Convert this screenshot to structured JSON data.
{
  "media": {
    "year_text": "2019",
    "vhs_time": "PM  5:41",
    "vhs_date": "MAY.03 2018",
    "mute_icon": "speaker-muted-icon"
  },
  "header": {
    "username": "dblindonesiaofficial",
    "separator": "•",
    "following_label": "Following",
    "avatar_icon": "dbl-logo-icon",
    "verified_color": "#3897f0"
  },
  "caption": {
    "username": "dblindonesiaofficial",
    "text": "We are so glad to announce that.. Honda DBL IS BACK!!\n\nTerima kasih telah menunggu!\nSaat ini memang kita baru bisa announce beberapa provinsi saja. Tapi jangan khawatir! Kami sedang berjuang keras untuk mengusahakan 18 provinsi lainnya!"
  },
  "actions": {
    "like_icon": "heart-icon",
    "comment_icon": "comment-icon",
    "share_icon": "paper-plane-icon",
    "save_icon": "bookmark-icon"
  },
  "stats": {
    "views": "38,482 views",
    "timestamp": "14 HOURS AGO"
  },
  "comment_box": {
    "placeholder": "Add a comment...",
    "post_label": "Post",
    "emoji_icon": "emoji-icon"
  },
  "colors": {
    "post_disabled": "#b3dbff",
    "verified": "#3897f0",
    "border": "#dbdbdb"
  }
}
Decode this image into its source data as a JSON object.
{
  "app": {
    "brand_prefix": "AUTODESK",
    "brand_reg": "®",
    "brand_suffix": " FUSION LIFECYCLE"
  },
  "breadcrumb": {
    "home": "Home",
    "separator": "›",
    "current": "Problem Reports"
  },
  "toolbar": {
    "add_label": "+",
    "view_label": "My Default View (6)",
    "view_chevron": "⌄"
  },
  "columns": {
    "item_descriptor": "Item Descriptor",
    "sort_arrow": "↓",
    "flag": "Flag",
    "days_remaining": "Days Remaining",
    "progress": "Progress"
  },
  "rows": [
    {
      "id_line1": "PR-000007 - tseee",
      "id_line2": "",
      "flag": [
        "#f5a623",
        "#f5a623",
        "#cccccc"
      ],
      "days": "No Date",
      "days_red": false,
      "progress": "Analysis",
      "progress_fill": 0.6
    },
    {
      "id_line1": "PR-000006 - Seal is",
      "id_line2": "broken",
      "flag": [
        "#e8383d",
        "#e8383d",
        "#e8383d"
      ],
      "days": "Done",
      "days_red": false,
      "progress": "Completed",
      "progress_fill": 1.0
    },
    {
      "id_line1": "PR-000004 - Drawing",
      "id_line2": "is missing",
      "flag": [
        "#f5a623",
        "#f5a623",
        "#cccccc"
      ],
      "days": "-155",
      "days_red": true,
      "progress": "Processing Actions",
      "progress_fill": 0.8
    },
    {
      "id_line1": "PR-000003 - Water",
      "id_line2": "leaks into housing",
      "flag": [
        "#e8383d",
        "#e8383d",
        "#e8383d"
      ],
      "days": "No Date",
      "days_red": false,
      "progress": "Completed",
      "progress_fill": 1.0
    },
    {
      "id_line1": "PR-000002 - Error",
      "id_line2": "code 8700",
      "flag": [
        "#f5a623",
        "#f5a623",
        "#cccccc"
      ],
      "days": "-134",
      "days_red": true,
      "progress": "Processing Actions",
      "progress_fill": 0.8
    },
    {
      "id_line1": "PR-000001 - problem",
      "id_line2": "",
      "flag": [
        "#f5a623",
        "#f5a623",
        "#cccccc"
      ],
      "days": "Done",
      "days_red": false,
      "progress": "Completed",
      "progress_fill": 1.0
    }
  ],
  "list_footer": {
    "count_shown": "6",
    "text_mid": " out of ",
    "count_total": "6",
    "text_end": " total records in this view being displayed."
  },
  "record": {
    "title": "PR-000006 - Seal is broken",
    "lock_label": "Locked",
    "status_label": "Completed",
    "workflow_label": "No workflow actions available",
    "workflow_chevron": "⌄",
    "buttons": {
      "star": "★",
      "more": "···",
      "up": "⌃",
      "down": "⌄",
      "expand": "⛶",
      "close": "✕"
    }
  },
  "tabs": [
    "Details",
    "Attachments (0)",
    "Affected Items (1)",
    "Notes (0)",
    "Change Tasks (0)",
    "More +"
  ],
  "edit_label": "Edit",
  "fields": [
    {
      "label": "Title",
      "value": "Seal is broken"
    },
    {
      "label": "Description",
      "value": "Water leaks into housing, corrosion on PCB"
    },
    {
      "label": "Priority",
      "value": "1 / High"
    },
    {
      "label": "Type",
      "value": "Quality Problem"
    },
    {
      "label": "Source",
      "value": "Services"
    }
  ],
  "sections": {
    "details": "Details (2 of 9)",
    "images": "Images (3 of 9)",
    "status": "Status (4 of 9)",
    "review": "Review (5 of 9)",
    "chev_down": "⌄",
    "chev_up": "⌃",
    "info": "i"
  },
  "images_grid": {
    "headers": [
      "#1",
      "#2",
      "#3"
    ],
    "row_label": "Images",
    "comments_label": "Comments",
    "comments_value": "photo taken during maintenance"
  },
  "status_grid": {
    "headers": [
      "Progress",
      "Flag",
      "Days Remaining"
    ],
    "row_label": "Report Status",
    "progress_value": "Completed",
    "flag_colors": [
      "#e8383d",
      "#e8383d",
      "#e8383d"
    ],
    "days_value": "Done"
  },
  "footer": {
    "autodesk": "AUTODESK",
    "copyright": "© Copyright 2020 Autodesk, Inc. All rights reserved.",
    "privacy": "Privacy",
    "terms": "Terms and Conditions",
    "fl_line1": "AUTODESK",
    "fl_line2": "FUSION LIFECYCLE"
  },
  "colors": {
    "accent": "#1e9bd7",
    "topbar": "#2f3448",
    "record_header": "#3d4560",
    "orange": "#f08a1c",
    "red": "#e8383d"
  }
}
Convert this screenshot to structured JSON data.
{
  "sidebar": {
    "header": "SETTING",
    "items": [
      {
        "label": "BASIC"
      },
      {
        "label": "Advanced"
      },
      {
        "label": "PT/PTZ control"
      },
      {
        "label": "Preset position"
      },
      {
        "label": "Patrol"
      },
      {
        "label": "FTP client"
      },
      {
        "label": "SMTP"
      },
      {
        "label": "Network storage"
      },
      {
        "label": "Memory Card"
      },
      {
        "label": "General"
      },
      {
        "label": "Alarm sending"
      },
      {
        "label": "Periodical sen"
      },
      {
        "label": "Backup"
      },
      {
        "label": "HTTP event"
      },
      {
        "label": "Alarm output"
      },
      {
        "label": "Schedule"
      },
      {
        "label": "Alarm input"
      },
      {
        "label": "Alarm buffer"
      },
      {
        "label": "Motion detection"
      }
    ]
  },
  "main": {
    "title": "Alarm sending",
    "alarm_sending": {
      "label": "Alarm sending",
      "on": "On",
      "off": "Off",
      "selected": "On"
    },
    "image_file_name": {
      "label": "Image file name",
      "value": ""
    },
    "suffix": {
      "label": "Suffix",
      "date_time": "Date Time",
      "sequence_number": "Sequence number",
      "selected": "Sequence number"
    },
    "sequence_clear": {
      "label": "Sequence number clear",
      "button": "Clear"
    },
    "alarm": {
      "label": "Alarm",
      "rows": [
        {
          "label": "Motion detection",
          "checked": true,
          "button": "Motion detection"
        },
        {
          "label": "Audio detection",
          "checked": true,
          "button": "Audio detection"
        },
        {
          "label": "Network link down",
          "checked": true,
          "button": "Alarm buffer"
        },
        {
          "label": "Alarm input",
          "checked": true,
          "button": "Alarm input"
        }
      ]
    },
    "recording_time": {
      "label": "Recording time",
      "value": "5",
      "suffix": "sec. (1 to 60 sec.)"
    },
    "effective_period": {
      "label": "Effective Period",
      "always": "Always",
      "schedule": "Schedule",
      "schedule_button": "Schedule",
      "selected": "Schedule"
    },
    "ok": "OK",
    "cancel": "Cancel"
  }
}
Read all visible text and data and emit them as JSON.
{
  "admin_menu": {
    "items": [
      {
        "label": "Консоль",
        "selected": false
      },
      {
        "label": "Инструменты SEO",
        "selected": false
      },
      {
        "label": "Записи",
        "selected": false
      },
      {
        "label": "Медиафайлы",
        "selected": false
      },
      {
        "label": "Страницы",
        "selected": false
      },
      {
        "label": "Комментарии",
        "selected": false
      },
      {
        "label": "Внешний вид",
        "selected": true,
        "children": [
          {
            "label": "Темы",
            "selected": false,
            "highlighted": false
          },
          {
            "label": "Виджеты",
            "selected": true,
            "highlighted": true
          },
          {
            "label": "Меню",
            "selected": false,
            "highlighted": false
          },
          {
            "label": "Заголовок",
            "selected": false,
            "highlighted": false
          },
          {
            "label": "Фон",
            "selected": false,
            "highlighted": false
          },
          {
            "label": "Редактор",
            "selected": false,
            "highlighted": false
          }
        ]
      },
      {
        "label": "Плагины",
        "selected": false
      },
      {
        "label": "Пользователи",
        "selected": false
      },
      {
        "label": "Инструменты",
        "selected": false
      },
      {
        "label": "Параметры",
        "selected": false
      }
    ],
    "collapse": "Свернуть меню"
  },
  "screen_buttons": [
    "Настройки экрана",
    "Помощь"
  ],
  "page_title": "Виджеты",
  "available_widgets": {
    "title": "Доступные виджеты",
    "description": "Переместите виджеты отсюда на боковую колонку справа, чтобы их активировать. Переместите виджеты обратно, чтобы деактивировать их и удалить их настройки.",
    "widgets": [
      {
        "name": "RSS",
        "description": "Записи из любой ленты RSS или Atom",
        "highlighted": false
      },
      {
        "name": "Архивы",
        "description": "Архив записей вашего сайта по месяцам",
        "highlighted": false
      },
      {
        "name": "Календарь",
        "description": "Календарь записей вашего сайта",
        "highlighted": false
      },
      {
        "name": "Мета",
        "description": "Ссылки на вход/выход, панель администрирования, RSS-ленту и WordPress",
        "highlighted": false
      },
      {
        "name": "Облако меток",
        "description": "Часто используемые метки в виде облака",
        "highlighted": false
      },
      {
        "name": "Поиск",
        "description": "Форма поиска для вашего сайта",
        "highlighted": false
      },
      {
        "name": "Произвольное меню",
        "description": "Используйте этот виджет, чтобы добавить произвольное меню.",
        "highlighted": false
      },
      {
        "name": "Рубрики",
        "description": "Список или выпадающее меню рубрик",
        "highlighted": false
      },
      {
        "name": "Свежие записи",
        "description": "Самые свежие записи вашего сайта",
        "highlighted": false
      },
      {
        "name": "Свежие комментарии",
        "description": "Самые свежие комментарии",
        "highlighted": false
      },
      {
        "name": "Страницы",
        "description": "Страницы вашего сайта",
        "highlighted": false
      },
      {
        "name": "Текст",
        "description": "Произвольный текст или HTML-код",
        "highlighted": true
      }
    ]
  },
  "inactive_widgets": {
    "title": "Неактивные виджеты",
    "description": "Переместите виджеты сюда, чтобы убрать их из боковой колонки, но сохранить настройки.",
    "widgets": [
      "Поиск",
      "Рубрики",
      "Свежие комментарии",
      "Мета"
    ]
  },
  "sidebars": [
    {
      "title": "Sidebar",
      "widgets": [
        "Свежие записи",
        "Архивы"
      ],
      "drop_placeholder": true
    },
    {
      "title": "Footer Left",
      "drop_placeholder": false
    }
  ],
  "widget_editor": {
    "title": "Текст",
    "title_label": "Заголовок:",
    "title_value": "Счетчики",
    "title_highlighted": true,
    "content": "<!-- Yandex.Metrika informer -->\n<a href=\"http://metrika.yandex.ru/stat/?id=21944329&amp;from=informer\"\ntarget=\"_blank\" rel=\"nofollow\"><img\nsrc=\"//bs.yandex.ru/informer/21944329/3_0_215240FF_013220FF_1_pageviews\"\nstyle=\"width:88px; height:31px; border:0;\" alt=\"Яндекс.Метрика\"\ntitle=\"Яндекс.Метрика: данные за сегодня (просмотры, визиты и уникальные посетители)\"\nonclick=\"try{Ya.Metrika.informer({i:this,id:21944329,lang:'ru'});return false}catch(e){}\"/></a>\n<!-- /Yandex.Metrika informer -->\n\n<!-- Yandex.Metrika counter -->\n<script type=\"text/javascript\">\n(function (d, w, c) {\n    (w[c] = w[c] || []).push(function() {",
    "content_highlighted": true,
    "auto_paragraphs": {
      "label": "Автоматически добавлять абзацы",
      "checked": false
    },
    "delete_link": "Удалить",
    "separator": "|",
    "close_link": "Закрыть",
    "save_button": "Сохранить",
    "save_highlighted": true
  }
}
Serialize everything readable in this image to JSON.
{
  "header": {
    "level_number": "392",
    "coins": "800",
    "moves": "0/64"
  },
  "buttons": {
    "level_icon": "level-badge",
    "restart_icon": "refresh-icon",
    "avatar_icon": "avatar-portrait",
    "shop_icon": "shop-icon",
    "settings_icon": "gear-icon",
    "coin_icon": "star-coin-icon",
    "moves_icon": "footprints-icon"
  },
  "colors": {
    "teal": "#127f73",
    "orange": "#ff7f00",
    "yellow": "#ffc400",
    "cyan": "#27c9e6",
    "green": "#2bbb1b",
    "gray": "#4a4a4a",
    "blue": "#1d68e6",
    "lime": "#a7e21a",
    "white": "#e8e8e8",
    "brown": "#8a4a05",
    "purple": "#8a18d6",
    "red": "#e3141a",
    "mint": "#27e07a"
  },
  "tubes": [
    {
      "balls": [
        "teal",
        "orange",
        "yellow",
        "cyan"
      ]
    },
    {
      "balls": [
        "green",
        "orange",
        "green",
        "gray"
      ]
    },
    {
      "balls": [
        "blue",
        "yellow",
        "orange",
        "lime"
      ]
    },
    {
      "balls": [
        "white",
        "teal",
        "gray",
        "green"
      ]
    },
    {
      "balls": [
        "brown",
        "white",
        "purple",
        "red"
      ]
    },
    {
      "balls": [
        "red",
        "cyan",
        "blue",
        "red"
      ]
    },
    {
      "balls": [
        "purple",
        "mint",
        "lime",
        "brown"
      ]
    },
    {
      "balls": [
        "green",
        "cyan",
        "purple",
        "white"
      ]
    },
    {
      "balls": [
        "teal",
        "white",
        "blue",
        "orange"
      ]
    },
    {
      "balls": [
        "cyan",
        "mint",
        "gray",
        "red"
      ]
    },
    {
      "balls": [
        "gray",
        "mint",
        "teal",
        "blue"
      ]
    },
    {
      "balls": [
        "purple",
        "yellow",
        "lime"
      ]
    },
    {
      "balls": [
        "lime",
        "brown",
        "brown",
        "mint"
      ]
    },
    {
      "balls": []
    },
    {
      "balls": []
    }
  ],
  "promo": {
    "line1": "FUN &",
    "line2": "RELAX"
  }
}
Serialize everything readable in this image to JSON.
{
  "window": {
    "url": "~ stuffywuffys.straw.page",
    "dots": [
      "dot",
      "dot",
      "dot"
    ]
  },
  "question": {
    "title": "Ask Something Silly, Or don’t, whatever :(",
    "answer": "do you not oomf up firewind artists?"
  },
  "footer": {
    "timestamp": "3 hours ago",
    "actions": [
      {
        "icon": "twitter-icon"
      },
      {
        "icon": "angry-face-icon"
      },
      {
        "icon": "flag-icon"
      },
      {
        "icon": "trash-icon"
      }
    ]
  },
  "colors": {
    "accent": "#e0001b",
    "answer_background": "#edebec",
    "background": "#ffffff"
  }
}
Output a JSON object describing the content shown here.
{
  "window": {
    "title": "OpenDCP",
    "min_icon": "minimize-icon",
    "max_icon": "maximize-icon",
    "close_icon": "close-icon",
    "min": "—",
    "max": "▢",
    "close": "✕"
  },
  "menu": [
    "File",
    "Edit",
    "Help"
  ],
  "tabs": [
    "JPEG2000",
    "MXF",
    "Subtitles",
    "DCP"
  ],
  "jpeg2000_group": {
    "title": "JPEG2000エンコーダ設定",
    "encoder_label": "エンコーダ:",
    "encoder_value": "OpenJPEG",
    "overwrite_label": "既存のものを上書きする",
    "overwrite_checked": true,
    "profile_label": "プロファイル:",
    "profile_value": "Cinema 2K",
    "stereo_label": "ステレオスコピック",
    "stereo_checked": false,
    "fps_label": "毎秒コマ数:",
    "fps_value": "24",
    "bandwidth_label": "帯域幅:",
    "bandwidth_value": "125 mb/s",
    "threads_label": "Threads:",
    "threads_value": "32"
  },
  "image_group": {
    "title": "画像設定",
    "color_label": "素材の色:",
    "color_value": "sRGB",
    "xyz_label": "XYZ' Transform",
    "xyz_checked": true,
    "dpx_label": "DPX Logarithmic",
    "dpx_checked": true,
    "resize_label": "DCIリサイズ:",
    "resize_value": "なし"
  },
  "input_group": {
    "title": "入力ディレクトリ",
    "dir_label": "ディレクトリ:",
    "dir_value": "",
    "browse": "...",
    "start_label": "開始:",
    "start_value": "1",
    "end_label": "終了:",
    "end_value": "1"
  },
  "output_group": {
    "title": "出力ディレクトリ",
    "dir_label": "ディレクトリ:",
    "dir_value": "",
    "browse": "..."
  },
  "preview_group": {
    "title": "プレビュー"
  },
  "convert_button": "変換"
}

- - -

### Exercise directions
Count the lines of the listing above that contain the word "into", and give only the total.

### Response area
3